## Exercise aim
Could you write the entries out again, exactly as they are?

(Dataset rows describing interfaces)
Segment Open
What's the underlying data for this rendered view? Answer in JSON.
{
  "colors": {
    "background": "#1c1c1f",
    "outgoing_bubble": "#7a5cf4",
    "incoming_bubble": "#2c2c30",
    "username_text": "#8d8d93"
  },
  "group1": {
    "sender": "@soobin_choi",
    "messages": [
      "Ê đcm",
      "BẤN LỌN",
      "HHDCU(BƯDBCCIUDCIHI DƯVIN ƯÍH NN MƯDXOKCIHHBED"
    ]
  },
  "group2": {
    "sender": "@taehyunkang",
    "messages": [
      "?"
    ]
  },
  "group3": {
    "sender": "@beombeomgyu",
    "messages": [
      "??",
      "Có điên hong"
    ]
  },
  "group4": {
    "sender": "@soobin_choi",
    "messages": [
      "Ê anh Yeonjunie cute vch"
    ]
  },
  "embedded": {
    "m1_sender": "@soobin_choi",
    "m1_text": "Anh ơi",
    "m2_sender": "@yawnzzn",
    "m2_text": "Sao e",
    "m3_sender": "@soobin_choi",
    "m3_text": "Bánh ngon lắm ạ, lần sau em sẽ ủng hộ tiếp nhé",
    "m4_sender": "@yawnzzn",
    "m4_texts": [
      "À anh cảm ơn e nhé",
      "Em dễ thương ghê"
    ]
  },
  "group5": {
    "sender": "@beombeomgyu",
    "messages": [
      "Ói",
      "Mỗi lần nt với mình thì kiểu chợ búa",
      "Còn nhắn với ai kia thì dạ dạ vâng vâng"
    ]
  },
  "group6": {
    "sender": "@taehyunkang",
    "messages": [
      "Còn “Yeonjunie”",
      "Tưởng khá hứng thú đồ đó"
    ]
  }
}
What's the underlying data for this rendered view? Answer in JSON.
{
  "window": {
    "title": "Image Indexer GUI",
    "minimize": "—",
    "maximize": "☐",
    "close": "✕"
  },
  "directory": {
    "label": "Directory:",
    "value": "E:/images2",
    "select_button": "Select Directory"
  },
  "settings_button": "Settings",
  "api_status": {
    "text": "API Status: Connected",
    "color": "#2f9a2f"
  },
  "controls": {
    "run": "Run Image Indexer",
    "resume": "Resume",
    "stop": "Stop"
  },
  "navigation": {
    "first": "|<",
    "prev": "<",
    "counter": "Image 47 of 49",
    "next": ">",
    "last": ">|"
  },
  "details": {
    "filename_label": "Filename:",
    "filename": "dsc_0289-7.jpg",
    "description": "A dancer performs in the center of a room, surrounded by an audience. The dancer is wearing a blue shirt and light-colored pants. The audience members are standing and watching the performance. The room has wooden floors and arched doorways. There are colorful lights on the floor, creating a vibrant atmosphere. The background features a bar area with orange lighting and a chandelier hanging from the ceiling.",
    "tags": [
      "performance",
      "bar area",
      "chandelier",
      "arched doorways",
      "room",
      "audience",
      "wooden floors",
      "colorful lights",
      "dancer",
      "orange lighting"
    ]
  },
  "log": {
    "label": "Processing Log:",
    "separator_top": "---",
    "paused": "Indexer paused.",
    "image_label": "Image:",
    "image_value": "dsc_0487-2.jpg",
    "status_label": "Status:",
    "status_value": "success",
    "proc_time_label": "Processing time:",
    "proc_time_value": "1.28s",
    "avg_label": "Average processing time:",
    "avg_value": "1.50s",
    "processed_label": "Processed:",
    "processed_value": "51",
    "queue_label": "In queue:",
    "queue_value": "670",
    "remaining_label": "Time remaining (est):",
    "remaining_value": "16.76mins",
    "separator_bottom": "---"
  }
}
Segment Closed
## The completed task
What's the underlying data for this rendered view? Answer in JSON.
{
  "colors": {
    "background": "#1c1c1f",
    "outgoing_bubble": "#7a5cf4",
    "incoming_bubble": "#2c2c30",
    "username_text": "#8d8d93"
  },
  "group1": {
    "sender": "@soobin_choi",
    "messages": [
      "Ê đcm",
      "BẤN LỌN",
      "HHDCU(BƯDBCCIUDCIHI DƯVIN ƯÍH NN MƯDXOKCIHHBED"
    ]
  },
  "group2": {
    "sender": "@taehyunkang",
    "messages": [
      "?"
    ]
  },
  "group3": {
    "sender": "@beombeomgyu",
    "messages": [
      "??",
      "Có điên hong"
    ]
  },
  "group4": {
    "sender": "@soobin_choi",
    "messages": [
      "Ê anh Yeonjunie cute vch"
    ]
  },
  "embedded": {
    "m1_sender": "@soobin_choi",
    "m1_text": "Anh ơi",
    "m2_sender": "@yawnzzn",
    "m2_text": "Sao e",
    "m3_sender": "@soobin_choi",
    "m3_text": "Bánh ngon lắm ạ, lần sau em sẽ ủng hộ tiếp nhé",
    "m4_sender": "@yawnzzn",
    "m4_texts": [
      "À anh cảm ơn e nhé",
      "Em dễ thương ghê"
    ]
  },
  "group5": {
    "sender": "@beombeomgyu",
    "messages": [
      "Ói",
      "Mỗi lần nt với mình thì kiểu chợ búa",
      "Còn nhắn với ai kia thì dạ dạ vâng vâng"
    ]
  },
  "group6": {
    "sender": "@taehyunkang",
    "messages": [
      "Còn “Yeonjunie”",
      "Tưởng khá hứng thú đồ đó"
    ]
  }
}
What's the underlying data for this rendered view? Answer in JSON.
{
  "window": {
    "title": "Image Indexer GUI",
    "minimize": "—",
    "maximize": "☐",
    "close": "✕"
  },
  "directory": {
    "label": "Directory:",
    "value": "E:/images2",
    "select_button": "Select Directory"
  },
  "settings_button": "Settings",
  "api_status": {
    "text": "API Status: Connected",
    "color": "#2f9a2f"
  },
  "controls": {
    "run": "Run Image Indexer",
    "resume": "Resume",
    "stop": "Stop"
  },
  "navigation": {
    "first": "|<",
    "prev": "<",
    "counter": "Image 47 of 49",
    "next": ">",
    "last": ">|"
  },
  "details": {
    "filename_label": "Filename:",
    "filename": "dsc_0289-7.jpg",
    "description": "A dancer performs in the center of a room, surrounded by an audience. The dancer is wearing a blue shirt and light-colored pants. The audience members are standing and watching the performance. The room has wooden floors and arched doorways. There are colorful lights on the floor, creating a vibrant atmosphere. The background features a bar area with orange lighting and a chandelier hanging from the ceiling.",
    "tags": [
      "performance",
      "bar area",
      "chandelier",
      "arched doorways",
      "room",
      "audience",
      "wooden floors",
      "colorful lights",
      "dancer",
      "orange lighting"
    ]
  },
  "log": {
    "label": "Processing Log:",
    "separator_top": "---",
    "paused": "Indexer paused.",
    "image_label": "Image:",
    "image_value": "dsc_0487-2.jpg",
    "status_label": "Status:",
    "status_value": "success",
    "proc_time_label": "Processing time:",
    "proc_time_value": "1.28s",
    "avg_label": "Average processing time:",
    "avg_value": "1.50s",
    "processed_label": "Processed:",
    "processed_value": "51",
    "queue_label": "In queue:",
    "queue_value": "670",
    "remaining_label": "Time remaining (est):",
    "remaining_value": "16.76mins",
    "separator_bottom": "---"
  }
}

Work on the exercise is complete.